Dar es Salaam — Experts on non-communicable diseases (NCDs) have predicted that the cost of curbing diabetes in Tanzania and other eastern African countries will increase from $3.8 billion in 2015 to $16.2 billion by 2030.
The Lancet Diabetes and Endocrinology Commission on Diabetes in sub-Saharan Africa, a team of 70 experts, including Tanzania's Dr Kaushik Ramaiya from Hindu Mandal Hospital, say the cost associated with the disease could more than double in sub-Saharan Africa and may reach $59.3 billion annually by 2030, with Tanzania, Kenya and Ethiopia especially hard-hit.
They say that this is likely to happen if type 2 diabetes cases continue to increase.
The commission, formed to assess challenges faced by health systems in dealing with this burden and suggest potential solutions, presented its report last week in London.
The team suggests ways the African continent can deal with diabetes by giving their evaluation of how experts have been making progress in curbing the chronic condition.

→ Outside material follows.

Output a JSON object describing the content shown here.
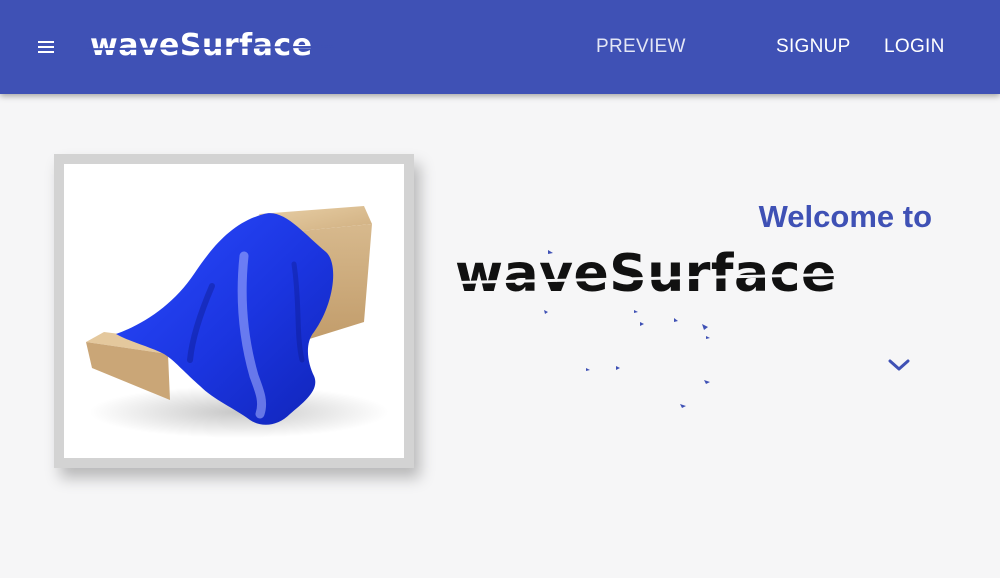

"We conclude that sub-Saharan Africa is not prepared for the increasing burden of diabetes brought about by rapid and ongoing transitions," it says.

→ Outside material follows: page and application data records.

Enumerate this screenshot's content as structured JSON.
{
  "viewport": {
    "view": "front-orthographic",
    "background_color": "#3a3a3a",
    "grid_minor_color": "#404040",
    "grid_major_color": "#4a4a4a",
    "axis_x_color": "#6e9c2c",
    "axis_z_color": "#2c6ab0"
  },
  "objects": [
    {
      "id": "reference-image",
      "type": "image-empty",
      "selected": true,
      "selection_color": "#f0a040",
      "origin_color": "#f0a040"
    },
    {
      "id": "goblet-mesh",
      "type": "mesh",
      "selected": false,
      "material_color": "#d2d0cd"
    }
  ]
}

"Effective management of diabetes in sub-Saharan Africa will require careful considerations about the expansion of services to meet current and future burden, while ensuring that services are integrated with those for other chronic diseases.
"The health, economic, and societal consequences of inaction will be huge. Decisive action is needed now, by all stakeholders, to address the scale and urgency of diabetes in sub-Saharan Africa."
Currently, only half of the people with diabetes in populations in sub-Saharan Africa are aware that they have the disease, and only one in 10 (11 per cent) receive the drugs they need.
In recent years, various studies have warned of rapid societal transitions that are producing increases in wealth, urbanisation, changing lifestyle and eating habits, more sedentary work practices and aging populations across sub-Saharan African countries have led to increased risk of type 2 diabetes.
The report estimates that the economic cost of diabetes in sub-Saharan Africa in 2015 totalled $19.5 billion, equivalent to 1.2 per cent of the region's GDP. On average, countries in the region spend 5.5 per cent of their GDP on health.
More than half of this economic cost (56 per cent, $10.8 billion) was on accessing diabetes treatment, including medication and hospital stays -- and one half of these costs were out-of-pocket (paid for by the patients), putting a huge financial burden on people with diabetes.
The remaining economic costs were a result of productivity losses, mostly from early death ($7.9 billion), as well as people leaving the workforce early ($500 million), taking sick leave ($200 million) and being less productive at work due to poor health ($70 million).
"These estimates show the vast economic burden that diabetes places on sub-Saharan Africa, and should motivate policy makers to increase resources and efforts to overcome this looming health challenge," one of the three lead authors, Prof Rifat Atun of Harvard University, was quoted saying by Science Daily.